Gifted. Genius. Bright. Intelligent. 2E. Smart. Excitable. Intense. Quirky. Outlier.
If you’re reading this, I imagine you have some relationship to giftedness – your child, a student, yourself or a spouse. So you’ve faced the dilemma of figuring out how to talk about being gifted. Like me, you may have bumped up against sensitivities and biases that other folks have about the language you choose. You have learned to navigate these discussions.
Two things about me inform how I approach conversations about giftedness.
- I’m very straightforward.
- I think that everyone is different and those differences make us interesting. Talking about our differences humanizes us and helps us empathize with other people.
That said, I tend to treat intellectual ability as just another fact of life. It is what it is – good and bad. I’m certain that approach is not comfortable for everyone and that’s fine. This is what works for me.
If I need to have a conversation about giftedness, my approach veers toward the analytic and the quantifiable. I find that those terms are less emotionally laden. Over the years, the language I use has evolved, and I use different language with different audiences.
Teachers, Doctors and Therapists

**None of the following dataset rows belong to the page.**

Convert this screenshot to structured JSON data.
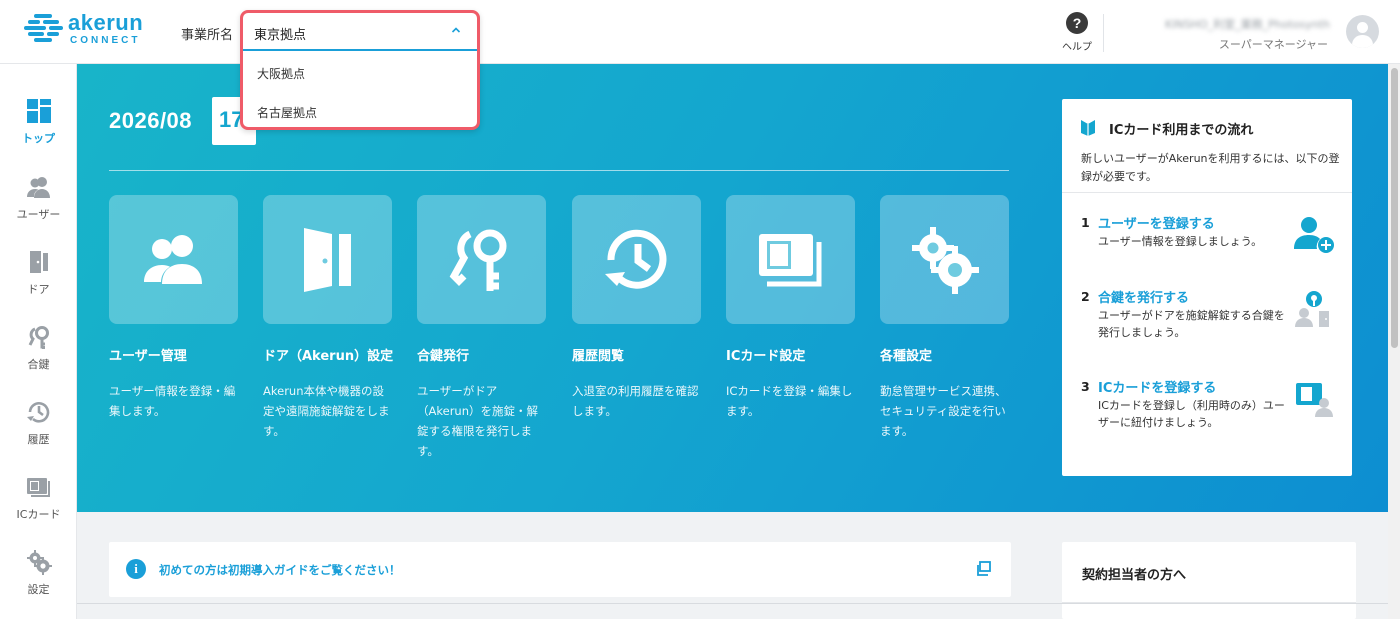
{
  "header": {
    "logo_text": "akerun",
    "logo_sub": "CONNECT",
    "office_label": "事業所名",
    "help_label": "ヘルプ",
    "user_name": "KINSHO_利室_業務_Photosynth",
    "user_role": "スーパーマネージャー"
  },
  "office_dropdown": {
    "selected": "東京拠点",
    "options": [
      "大阪拠点",
      "名古屋拠点"
    ]
  },
  "sidebar": {
    "items": [
      {
        "label": "トップ",
        "icon": "dashboard-icon",
        "active": true
      },
      {
        "label": "ユーザー",
        "icon": "users-icon"
      },
      {
        "label": "ドア",
        "icon": "door-icon"
      },
      {
        "label": "合鍵",
        "icon": "key-icon"
      },
      {
        "label": "履歴",
        "icon": "history-icon"
      },
      {
        "label": "ICカード",
        "icon": "ic-card-icon"
      },
      {
        "label": "設定",
        "icon": "gear-icon"
      }
    ]
  },
  "hero": {
    "date": "2026/08",
    "day": "17",
    "features": [
      {
        "title": "ユーザー管理",
        "desc": "ユーザー情報を登録・編集します。",
        "icon": "users-icon"
      },
      {
        "title": "ドア（Akerun）設定",
        "desc": "Akerun本体や機器の設定や遠隔施錠解錠をします。",
        "icon": "door-icon"
      },
      {
        "title": "合鍵発行",
        "desc": "ユーザーがドア（Akerun）を施錠・解錠する権限を発行します。",
        "icon": "key-icon"
      },
      {
        "title": "履歴閲覧",
        "desc": "入退室の利用履歴を確認します。",
        "icon": "history-icon"
      },
      {
        "title": "ICカード設定",
        "desc": "ICカードを登録・編集します。",
        "icon": "ic-card-icon"
      },
      {
        "title": "各種設定",
        "desc": "勤怠管理サービス連携、セキュリティ設定を行います。",
        "icon": "gear-icon"
      }
    ]
  },
  "flow": {
    "title": "ICカード利用までの流れ",
    "intro": "新しいユーザーがAkerunを利用するには、以下の登録が必要です。",
    "steps": [
      {
        "num": "1",
        "title": "ユーザーを登録する",
        "desc": "ユーザー情報を登録しましょう。",
        "icon": "add-user-icon"
      },
      {
        "num": "2",
        "title": "合鍵を発行する",
        "desc": "ユーザーがドアを施錠解錠する合鍵を発行しましょう。",
        "icon": "key-user-icon"
      },
      {
        "num": "3",
        "title": "ICカードを登録する",
        "desc": "ICカードを登録し（利用時のみ）ユーザーに紐付けましょう。",
        "icon": "card-user-icon"
      }
    ]
  },
  "guide": {
    "text": "初めての方は初期導入ガイドをご覧ください！"
  },
  "contract": {
    "title": "契約担当者の方へ"
  },
  "colors": {
    "accent": "#1a9fd8",
    "highlight_border": "#ef5b68",
    "hero_start": "#18b4c9",
    "hero_end": "#0d8ed1"
  }
}
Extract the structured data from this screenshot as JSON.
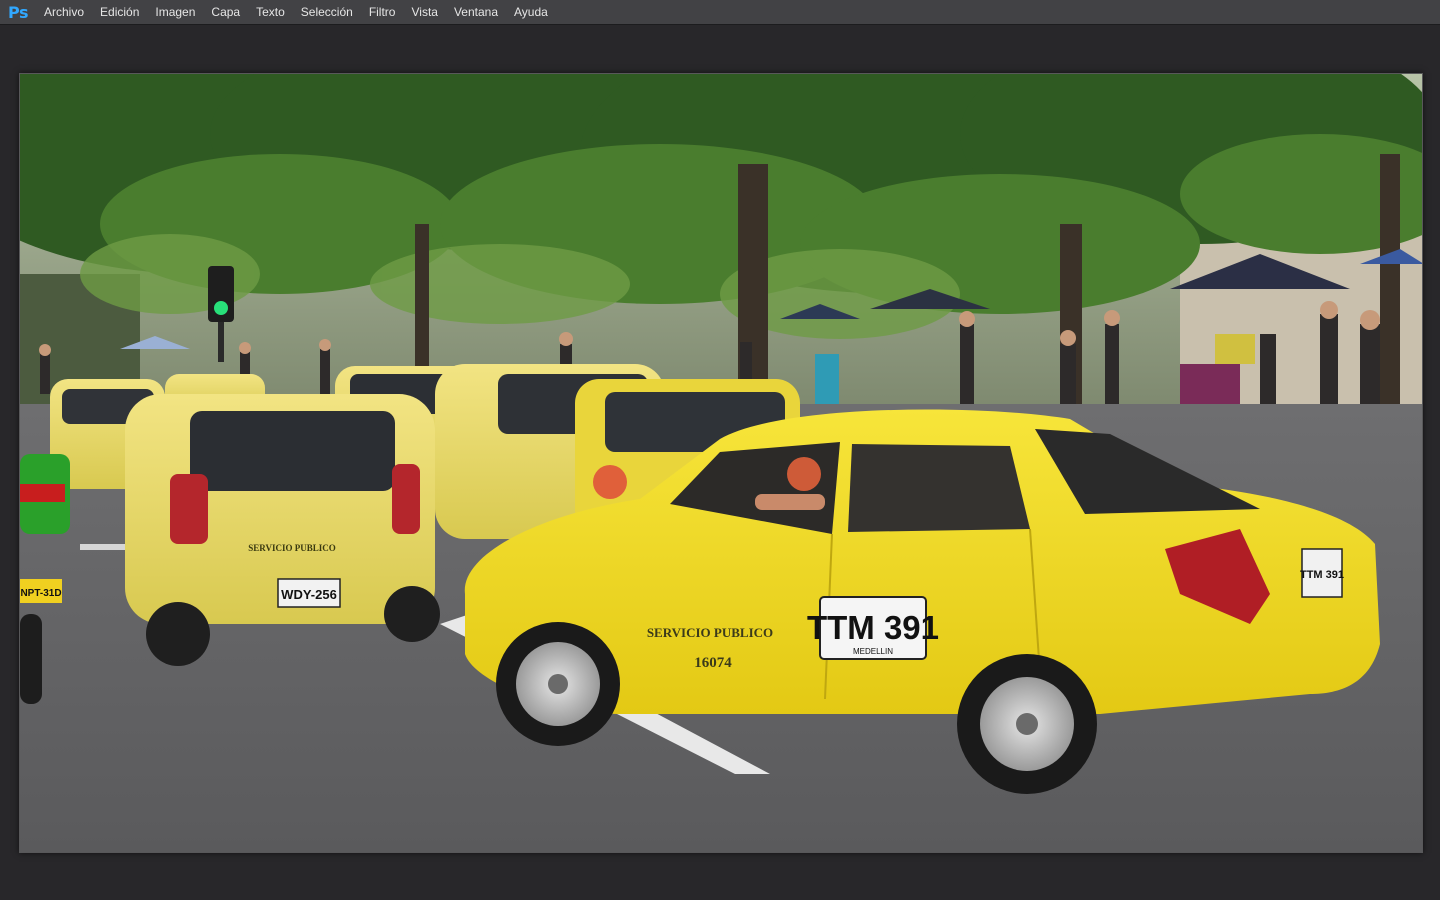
{
  "app": {
    "logo_text": "Ps",
    "accent_color": "#31a8ff"
  },
  "menubar": {
    "items": [
      {
        "label": "Archivo"
      },
      {
        "label": "Edición"
      },
      {
        "label": "Imagen"
      },
      {
        "label": "Capa"
      },
      {
        "label": "Texto"
      },
      {
        "label": "Selección"
      },
      {
        "label": "Filtro"
      },
      {
        "label": "Vista"
      },
      {
        "label": "Ventana"
      },
      {
        "label": "Ayuda"
      }
    ]
  },
  "document": {
    "photo": {
      "plate_main": "TTM 391",
      "plate_main_city": "MEDELLIN",
      "plate_left": "WDY-256",
      "plate_right": "TTM 391",
      "door_text": "SERVICIO PUBLICO",
      "door_number": "16074",
      "rear_text": "SERVICIO PUBLICO",
      "moto_plate": "NPT-31D",
      "taxi_color": "#f3e02a"
    }
  }
}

These are the folks who should know the technical terms surrounding IQ measurement. In conversation with them, I’ll geek out and talk about standard deviations and percentiles. If it isn’t a technical conversation, I may use shorthand – profoundly gifted or PG for Patrick and 2E for Davis. This isn’t an attempt to be elitist; rather it is a method of communicating succinctly. No need to belabor the point – technical terms provide some boundaries to direct the conversation.
Parents of Other Gifted Kids
Honestly, this is the group where I have discovered the most sensitivity about language. I imagine this is because, like us, everyone has found their favorite way to describe their unique situation. Language is powerful and emotive. Raising a gifted child is tougher than it appears and talking about it brings up lots of those mixed emotions. So we have all found ways that work for our families. When my way is different than another parent’s way it can expose raw emotion.
So what do I do? I keep it short. I keep it factual. My go to phrases are gifted, profoundly gifted and 2E. I try not to amplify the point and instead get into a discussion about our experiences – the joys and the challenges.
So this is my exception to using clinical terms to describe intellect – talking with an acquaintance who has no known connection to the gifted community. There are times when I get a quizzical look when talking about my kids. Most 10-year-old boys don’t regularly discuss astrophysics in depth (Patrick), nor are they able to tell you basically any stat about any professional sports player for the last 10 years (Davis).
In a situation like this, when an acquaintance wants to understand more, my favorite phrases are something like “crazy smart” or “phenomenal memory.” The phrases are short and convey a lot of meaning, but they are also meant to be light hearted. If the acquaintance wants to know more about what that means, I’m always willing to discuss.
There really is no right way to talk about being gifted. I’ve found that avoiding elitism and not conveying judgment are good guidelines for our family. What word to you use to talk about the realities of being gifted?
Check out other folks’ take on how they say “gifted” on the Gifted Homeschoolers Forum Blog Hop.